Note that I used the word need, not want. If you don't actually need WiFi, then you're frankly better off without it. Although the risk is slight if you use WPA2 and a strong key, it's still an additional vulnerability. Some financial institutions may also prohibit the use of WiFi if you process credit cards on-site.
If you do need WiFi, I suggest that you choose a router that supports the latest WiFi standards (802.11ac or WiFi 5 as of this writing) on both the 2.4 GHz and 5 GHz bands. Although 5 GHz is faster, 2.4 GHz is better at penetrating walls and may be required for older devices. USE WPA2 encryption, choose a strong key, and keep it private.
If you want to offer WiFi to your customers, be sure that the router supports guest access. That allows you to set up separate WiFi access to allow your customers to connect to the Internet, but not to access your local network.
What Advanced Features Do You Need?
Most business-grade routers support special features that you may or may not need. Here are just a few examples.
- Port forwarding. This allows packets intended for a specific device (generally a server) to be routed to that device. Remotely-accessible security camera systems, for example, may need port forwarding.
- Dual-WAN Capability. Dual-WAN firewall routers allow you to use two Internet connections for load-balancing or failover. Most commonly both Internet connections use wired Ethernet ports; but some routers also allow the use of a WiFi 4G hotspot as one of the Internet sources. This is a common arrangement when a wired Internet connection is used for primary Internet, and a 4G hotspot is used as failover when the wired connection goes down.
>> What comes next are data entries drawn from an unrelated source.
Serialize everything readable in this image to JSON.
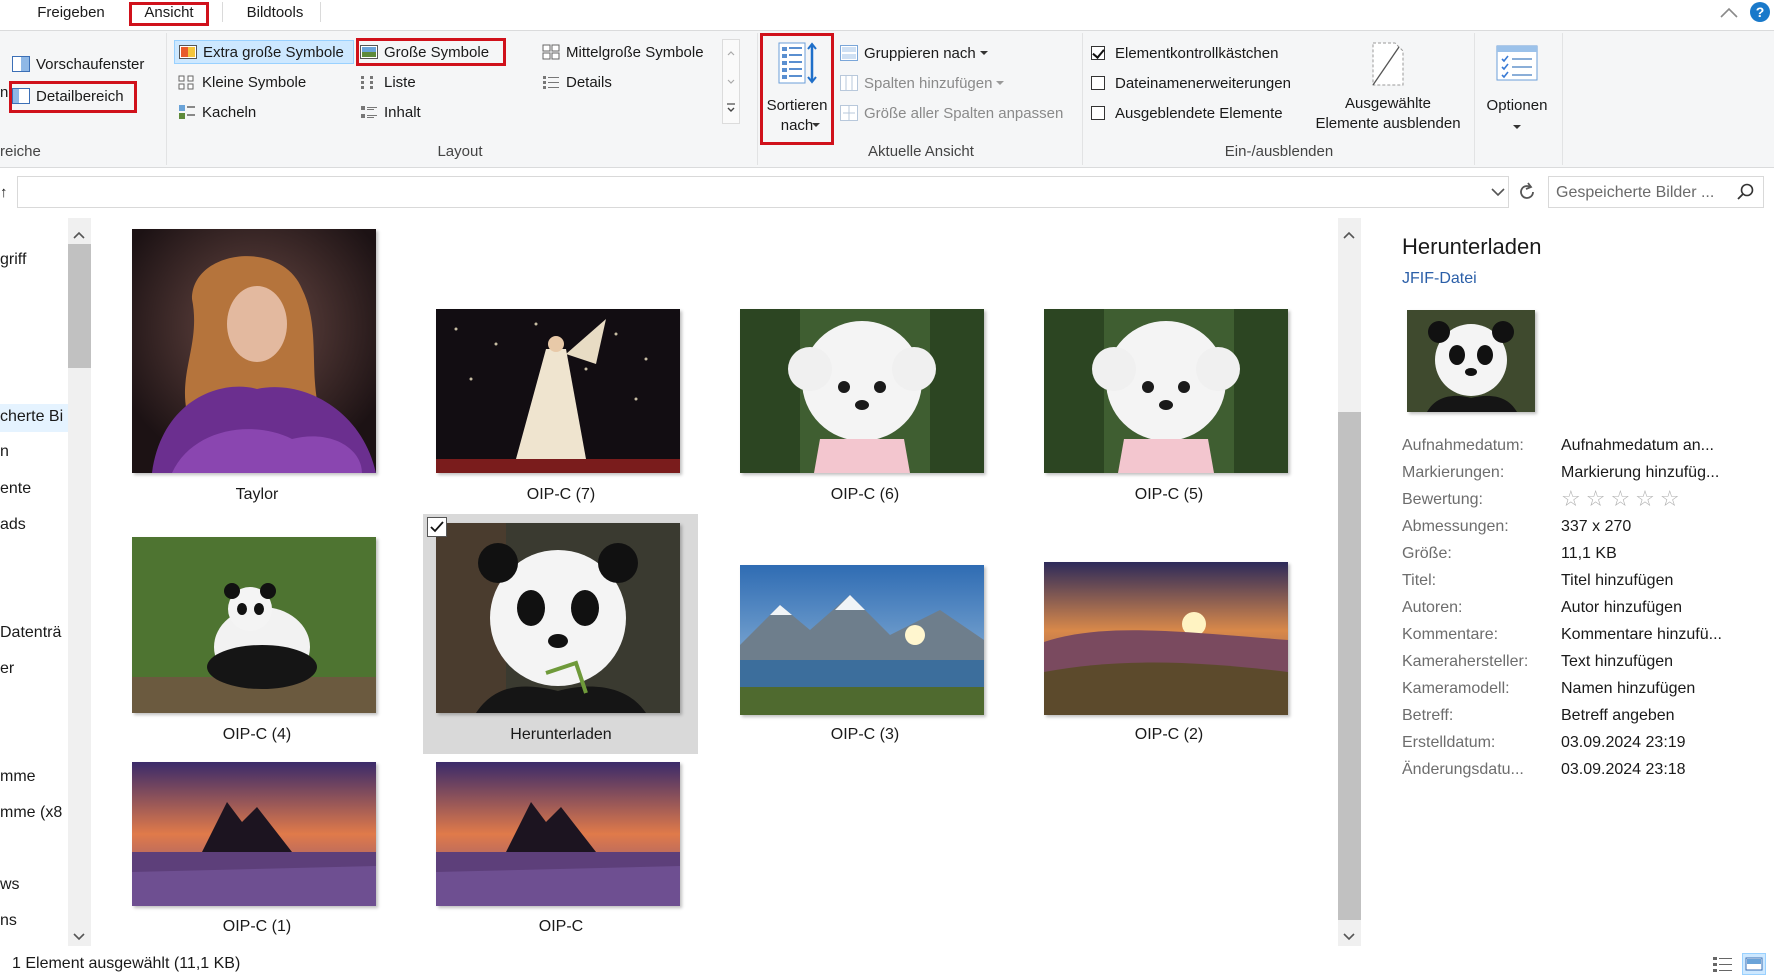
{
  "tabs": [
    {
      "label": "Freigeben"
    },
    {
      "label": "Ansicht"
    },
    {
      "label": "Bildtools"
    }
  ],
  "ribbon": {
    "panes": {
      "preview_label": "Vorschaufenster",
      "details_label": "Detailbereich",
      "group_label": "reiche",
      "cut_label": "n"
    },
    "layout": {
      "items": [
        {
          "label": "Extra große Symbole"
        },
        {
          "label": "Große Symbole"
        },
        {
          "label": "Mittelgroße Symbole"
        },
        {
          "label": "Kleine Symbole"
        },
        {
          "label": "Liste"
        },
        {
          "label": "Details"
        },
        {
          "label": "Kacheln"
        },
        {
          "label": "Inhalt"
        }
      ],
      "group_label": "Layout"
    },
    "current_view": {
      "sort_label_1": "Sortieren",
      "sort_label_2": "nach",
      "group_by": "Gruppieren nach",
      "add_columns": "Spalten hinzufügen",
      "size_columns": "Größe aller Spalten anpassen",
      "group_label": "Aktuelle Ansicht"
    },
    "show_hide": {
      "item_checkboxes": "Elementkontrollkästchen",
      "file_extensions": "Dateinamenerweiterungen",
      "hidden_items": "Ausgeblendete Elemente",
      "hide_selected_1": "Ausgewählte",
      "hide_selected_2": "Elemente ausblenden",
      "group_label": "Ein-/ausblenden"
    },
    "options_label": "Optionen"
  },
  "address": {
    "search_placeholder": "Gespeicherte Bilder ..."
  },
  "nav": {
    "items": [
      {
        "label": "griff"
      },
      {
        "label": "cherte Bi"
      },
      {
        "label": "n"
      },
      {
        "label": "ente"
      },
      {
        "label": "ads"
      },
      {
        "label": "Datenträ"
      },
      {
        "label": "er"
      },
      {
        "label": "mme"
      },
      {
        "label": "mme (x8"
      },
      {
        "label": "ws"
      },
      {
        "label": "ns"
      }
    ]
  },
  "files": [
    {
      "name": "Taylor"
    },
    {
      "name": "OIP-C (7)"
    },
    {
      "name": "OIP-C (6)"
    },
    {
      "name": "OIP-C (5)"
    },
    {
      "name": "OIP-C (4)"
    },
    {
      "name": "Herunterladen"
    },
    {
      "name": "OIP-C (3)"
    },
    {
      "name": "OIP-C (2)"
    },
    {
      "name": "OIP-C (1)"
    },
    {
      "name": "OIP-C"
    }
  ],
  "details": {
    "title": "Herunterladen",
    "type": "JFIF-Datei",
    "properties": [
      {
        "label": "Aufnahmedatum:",
        "value": "Aufnahmedatum an..."
      },
      {
        "label": "Markierungen:",
        "value": "Markierung hinzufüg..."
      },
      {
        "label": "Bewertung:",
        "value": "☆☆☆☆☆"
      },
      {
        "label": "Abmessungen:",
        "value": "337 x 270"
      },
      {
        "label": "Größe:",
        "value": "11,1 KB"
      },
      {
        "label": "Titel:",
        "value": "Titel hinzufügen"
      },
      {
        "label": "Autoren:",
        "value": "Autor hinzufügen"
      },
      {
        "label": "Kommentare:",
        "value": "Kommentare hinzufü..."
      },
      {
        "label": "Kamerahersteller:",
        "value": "Text hinzufügen"
      },
      {
        "label": "Kameramodell:",
        "value": "Namen hinzufügen"
      },
      {
        "label": "Betreff:",
        "value": "Betreff angeben"
      },
      {
        "label": "Erstelldatum:",
        "value": "03.09.2024 23:19"
      },
      {
        "label": "Änderungsdatu...",
        "value": "03.09.2024 23:18"
      }
    ]
  },
  "status": {
    "text": "1 Element ausgewählt (11,1 KB)"
  },
  "colors": {
    "highlight_red": "#d0111b",
    "selection_blue": "#cde8ff",
    "accent_blue": "#0063b1"
  }
}
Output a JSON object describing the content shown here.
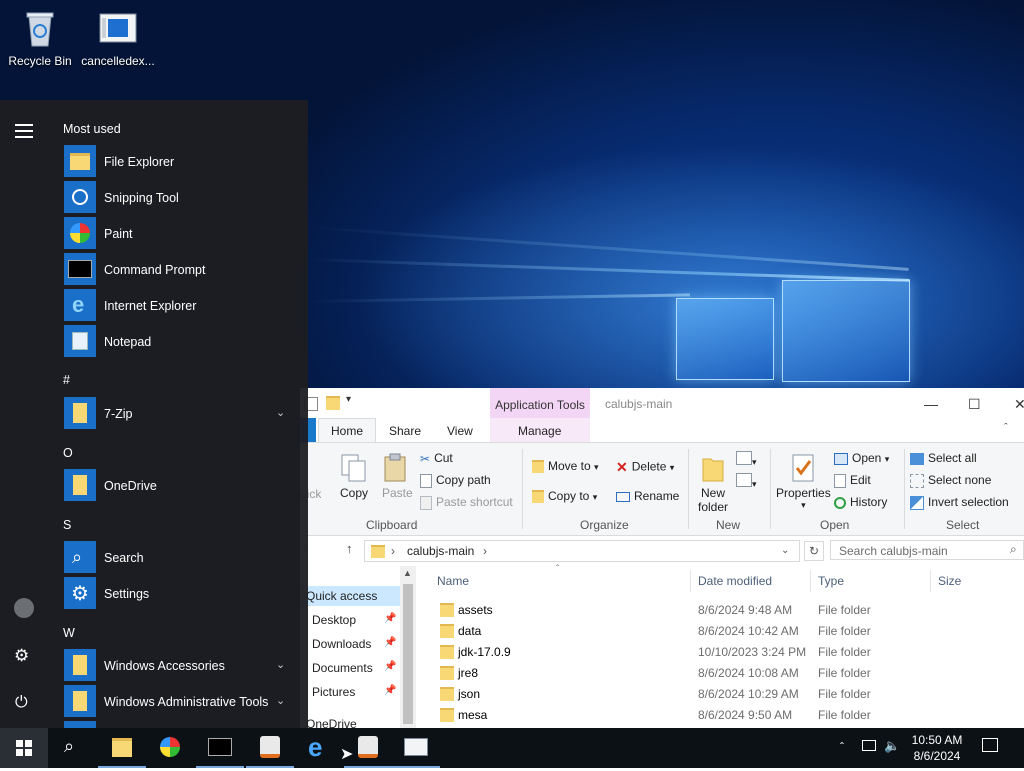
{
  "desktop": {
    "icons": [
      {
        "label": "Recycle Bin"
      },
      {
        "label": "cancelledex..."
      }
    ]
  },
  "start_menu": {
    "most_used_header": "Most used",
    "most_used": [
      {
        "label": "File Explorer"
      },
      {
        "label": "Snipping Tool"
      },
      {
        "label": "Paint"
      },
      {
        "label": "Command Prompt"
      },
      {
        "label": "Internet Explorer"
      },
      {
        "label": "Notepad"
      }
    ],
    "sections": [
      {
        "header": "#",
        "items": [
          {
            "label": "7-Zip"
          }
        ]
      },
      {
        "header": "O",
        "items": [
          {
            "label": "OneDrive"
          }
        ]
      },
      {
        "header": "S",
        "items": [
          {
            "label": "Search"
          },
          {
            "label": "Settings"
          }
        ]
      },
      {
        "header": "W",
        "items": [
          {
            "label": "Windows Accessories"
          },
          {
            "label": "Windows Administrative Tools"
          }
        ]
      }
    ]
  },
  "explorer": {
    "title": "calubjs-main",
    "context_tab": "Application Tools",
    "tabs": {
      "home": "Home",
      "share": "Share",
      "view": "View",
      "manage": "Manage"
    },
    "ribbon": {
      "quick": "uick",
      "copy": "Copy",
      "paste": "Paste",
      "cut": "Cut",
      "copy_path": "Copy path",
      "paste_shortcut": "Paste shortcut",
      "clipboard_group": "Clipboard",
      "move_to": "Move to",
      "copy_to": "Copy to",
      "delete": "Delete",
      "rename": "Rename",
      "organize_group": "Organize",
      "new_folder_line1": "New",
      "new_folder_line2": "folder",
      "new_group": "New",
      "properties": "Properties",
      "open": "Open",
      "edit": "Edit",
      "history": "History",
      "open_group": "Open",
      "select_all": "Select all",
      "select_none": "Select none",
      "invert_selection": "Invert selection",
      "select_group": "Select"
    },
    "address": {
      "path": "calubjs-main",
      "search_placeholder": "Search calubjs-main"
    },
    "nav": {
      "quick_access": "Quick access",
      "items": [
        {
          "label": "Desktop"
        },
        {
          "label": "Downloads"
        },
        {
          "label": "Documents"
        },
        {
          "label": "Pictures"
        }
      ],
      "onedrive": "OneDrive"
    },
    "columns": {
      "name": "Name",
      "date": "Date modified",
      "type": "Type",
      "size": "Size"
    },
    "rows": [
      {
        "name": "assets",
        "date": "8/6/2024 9:48 AM",
        "type": "File folder"
      },
      {
        "name": "data",
        "date": "8/6/2024 10:42 AM",
        "type": "File folder"
      },
      {
        "name": "jdk-17.0.9",
        "date": "10/10/2023 3:24 PM",
        "type": "File folder"
      },
      {
        "name": "jre8",
        "date": "8/6/2024 10:08 AM",
        "type": "File folder"
      },
      {
        "name": "json",
        "date": "8/6/2024 10:29 AM",
        "type": "File folder"
      },
      {
        "name": "mesa",
        "date": "8/6/2024 9:50 AM",
        "type": "File folder"
      }
    ]
  },
  "taskbar": {
    "time": "10:50 AM",
    "date": "8/6/2024"
  }
}
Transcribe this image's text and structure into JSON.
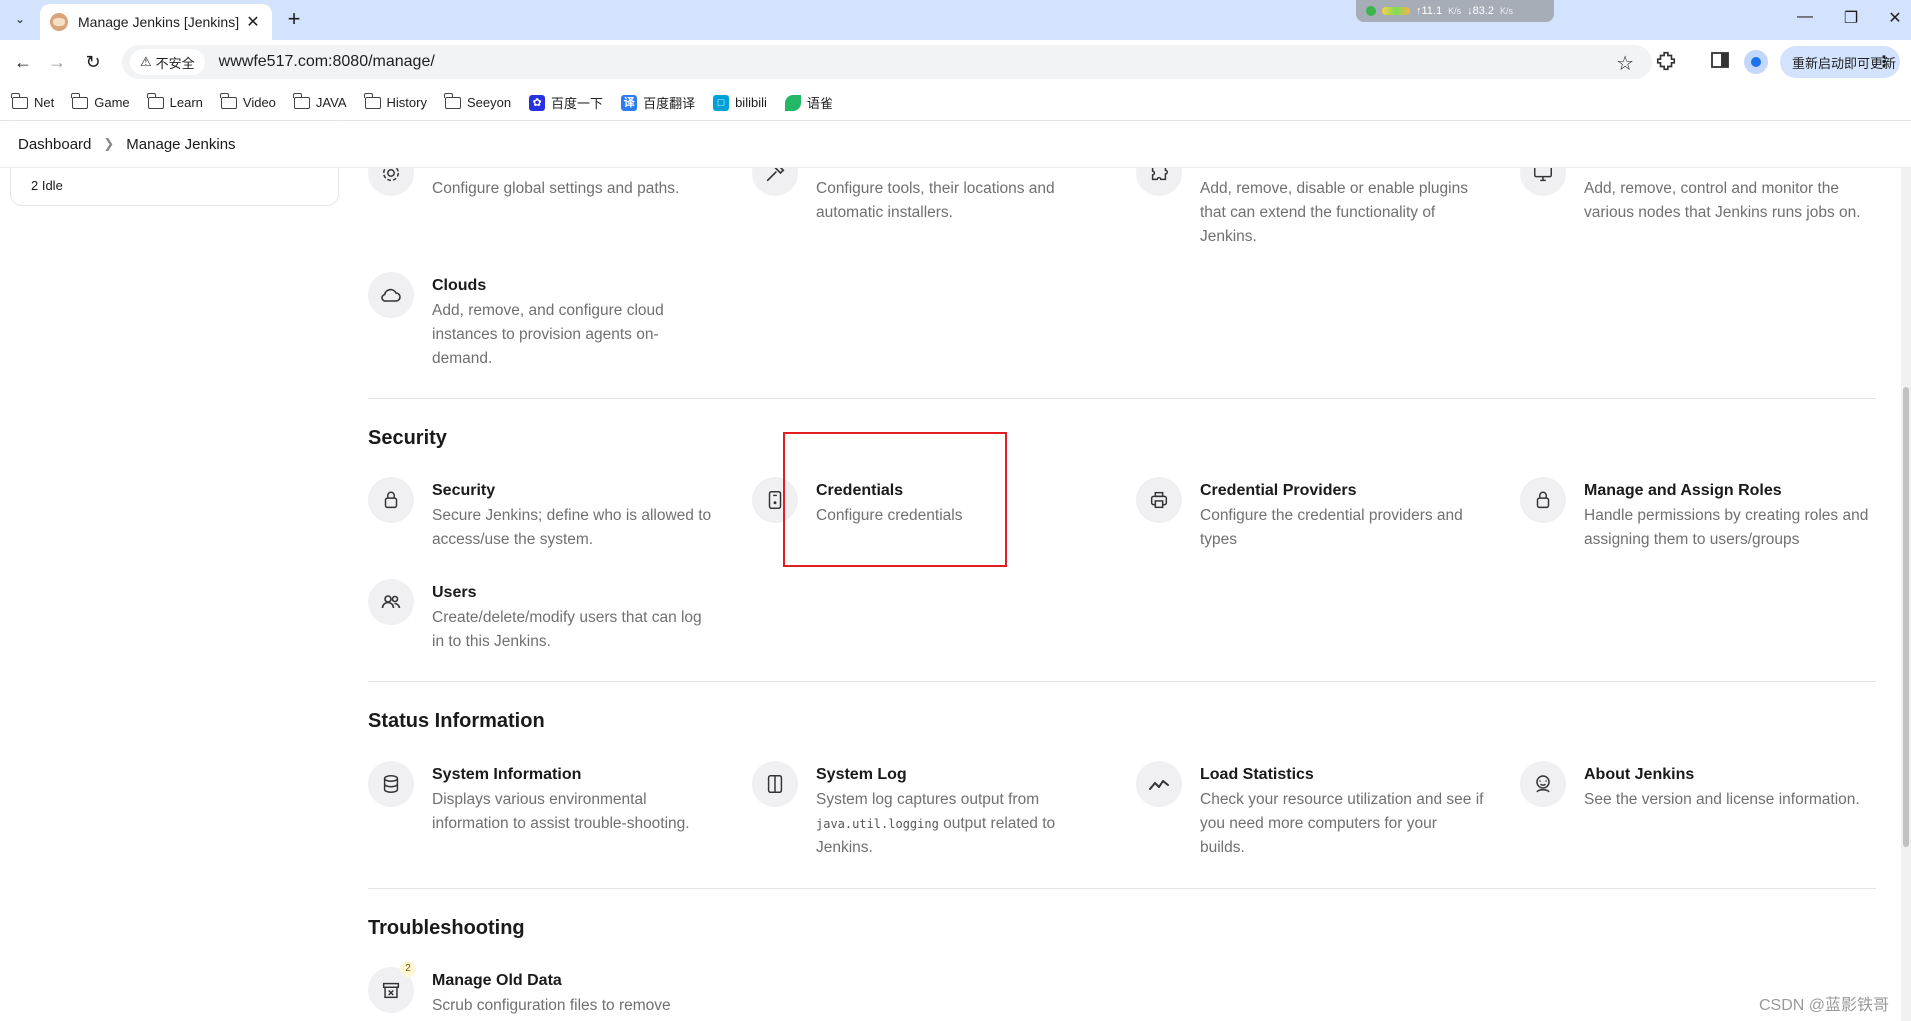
{
  "browser": {
    "tab": {
      "title": "Manage Jenkins [Jenkins]"
    },
    "network_monitor": {
      "up": "↑11.1",
      "up_unit": "K/s",
      "down": "↓83.2",
      "down_unit": "K/s"
    },
    "address_bar": {
      "security_label": "不安全",
      "url": "wwwfe517.com:8080/manage/"
    },
    "update_button": "重新启动即可更新"
  },
  "bookmarks": [
    {
      "label": "Net",
      "icon": "folder-icon"
    },
    {
      "label": "Game",
      "icon": "folder-icon"
    },
    {
      "label": "Learn",
      "icon": "folder-icon"
    },
    {
      "label": "Video",
      "icon": "folder-icon"
    },
    {
      "label": "JAVA",
      "icon": "folder-icon"
    },
    {
      "label": "History",
      "icon": "folder-icon"
    },
    {
      "label": "Seeyon",
      "icon": "folder-icon"
    },
    {
      "label": "百度一下",
      "icon": "baidu-icon",
      "color": "#2932e1"
    },
    {
      "label": "百度翻译",
      "icon": "baidu-translate-icon",
      "color": "#2c7cf6"
    },
    {
      "label": "bilibili",
      "icon": "bilibili-icon",
      "color": "#00a1d6"
    },
    {
      "label": "语雀",
      "icon": "yuque-icon",
      "color": "#25b864"
    }
  ],
  "breadcrumb": {
    "home": "Dashboard",
    "current": "Manage Jenkins"
  },
  "side_panel": {
    "executor": "2  Idle"
  },
  "system_config": {
    "items": [
      {
        "name": "",
        "desc": "Configure global settings and paths.",
        "icon": "gear-icon"
      },
      {
        "name": "",
        "desc": "Configure tools, their locations and automatic installers.",
        "icon": "hammer-icon"
      },
      {
        "name": "",
        "desc": "Add, remove, disable or enable plugins that can extend the functionality of Jenkins.",
        "icon": "puzzle-icon"
      },
      {
        "name": "",
        "desc": "Add, remove, control and monitor the various nodes that Jenkins runs jobs on.",
        "icon": "monitor-icon"
      },
      {
        "name": "Clouds",
        "desc": "Add, remove, and configure cloud instances to provision agents on-demand.",
        "icon": "cloud-icon"
      }
    ]
  },
  "security": {
    "title": "Security",
    "items": [
      {
        "name": "Security",
        "desc": "Secure Jenkins; define who is allowed to access/use the system.",
        "icon": "lock-icon"
      },
      {
        "name": "Credentials",
        "desc": "Configure credentials",
        "icon": "credentials-icon"
      },
      {
        "name": "Credential Providers",
        "desc": "Configure the credential providers and types",
        "icon": "printer-icon"
      },
      {
        "name": "Manage and Assign Roles",
        "desc": "Handle permissions by creating roles and assigning them to users/groups",
        "icon": "lock-icon"
      },
      {
        "name": "Users",
        "desc": "Create/delete/modify users that can log in to this Jenkins.",
        "icon": "users-icon"
      }
    ]
  },
  "status_info": {
    "title": "Status Information",
    "items": [
      {
        "name": "System Information",
        "desc": "Displays various environmental information to assist trouble-shooting.",
        "icon": "database-icon"
      },
      {
        "name": "System Log",
        "desc_pre": "System log captures output from ",
        "desc_code": "java.util.logging",
        "desc_post": " output related to Jenkins.",
        "icon": "log-icon"
      },
      {
        "name": "Load Statistics",
        "desc": "Check your resource utilization and see if you need more computers for your builds.",
        "icon": "trend-icon"
      },
      {
        "name": "About Jenkins",
        "desc": "See the version and license information.",
        "icon": "jenkins-icon"
      }
    ]
  },
  "troubleshooting": {
    "title": "Troubleshooting",
    "items": [
      {
        "name": "Manage Old Data",
        "desc": "Scrub configuration files to remove",
        "icon": "archive-icon",
        "badge": "2"
      }
    ]
  },
  "watermark": "CSDN @蓝影铁哥",
  "colors": {
    "tabstrip": "#d3e3fd",
    "highlight": "#e02020",
    "icon_bg": "#f0f0f2",
    "desc_text": "#707070"
  }
}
- VPN (Virtual Private Network). This allows you or your employees to access your office remotely over a secure, encrypted "tunnel."
- QoS (Quality of Service). In a nutshell, QoS is a way to assure that devices and services have the bandwidth they need by either reserving or prioritizing traffic to those devices or services. This is important if you use a VoIP telephone system, video conferencing, or other services that absolutely must have a certain amount of available throughput to function properly. This doesn't mean only those devices or services that need a lot of throughput, by the way. It also includes services like VoIP whose bandwidth needs are relatively modest, but which really need that modest amount of bandwidth to work well.
- Bandwidth Restriction. Allows you to selectively limit, or "throttle," the speed of users or devices. This could be useful in a home office situation, for example, to prevent your kids from hogging all the bandwidth by video chatting while you're trying to get work done.
- Malware Scanning. Some routers offer virus, spyware, and ransomware scanning. This almost always requires a subscription to the manufacturer's supporting services to keep the definition files updated.
- Content Filtering. Many firewall routers offer the option to filter content such as known-malicious Web sites, spam, scams, and so forth, as well as Web sites that you simply don't want your employees accessing when they're supposed to be doing actual work.
- User Access Restrictions. This feature is useful if only some of your users need Internet access, if you want to prevent users from accessing non work-related sites, if you want to limit which users have access to servers, or in any other way restrict network and Internet access on a per-user or per-device basis.
- Advanced Logging. Keeps detailed records of network activity for a longer period of time than consumer-grade routers allow.
- Peripherals Support. Many routers have built-in servers that allow them to serve as hosts for external hard drives, printers, security camera systems, and other devices.
What is Your Budget?
This really should be the last question you ask when choosing something as important as a firewall. It's the thing you should consider only after you've narrowed your search down to those devices that will satisfy your needs and those of any providers who have a say in the matter. At a minimum, make sure that the router you choose is ICSA-certified. It at least shows an attempt at doing your due diligence to protect your customers' or patients' data. Saving a few dollars isn't worth your company's becoming the victim of ransomware, a data breach, or other cybercrime.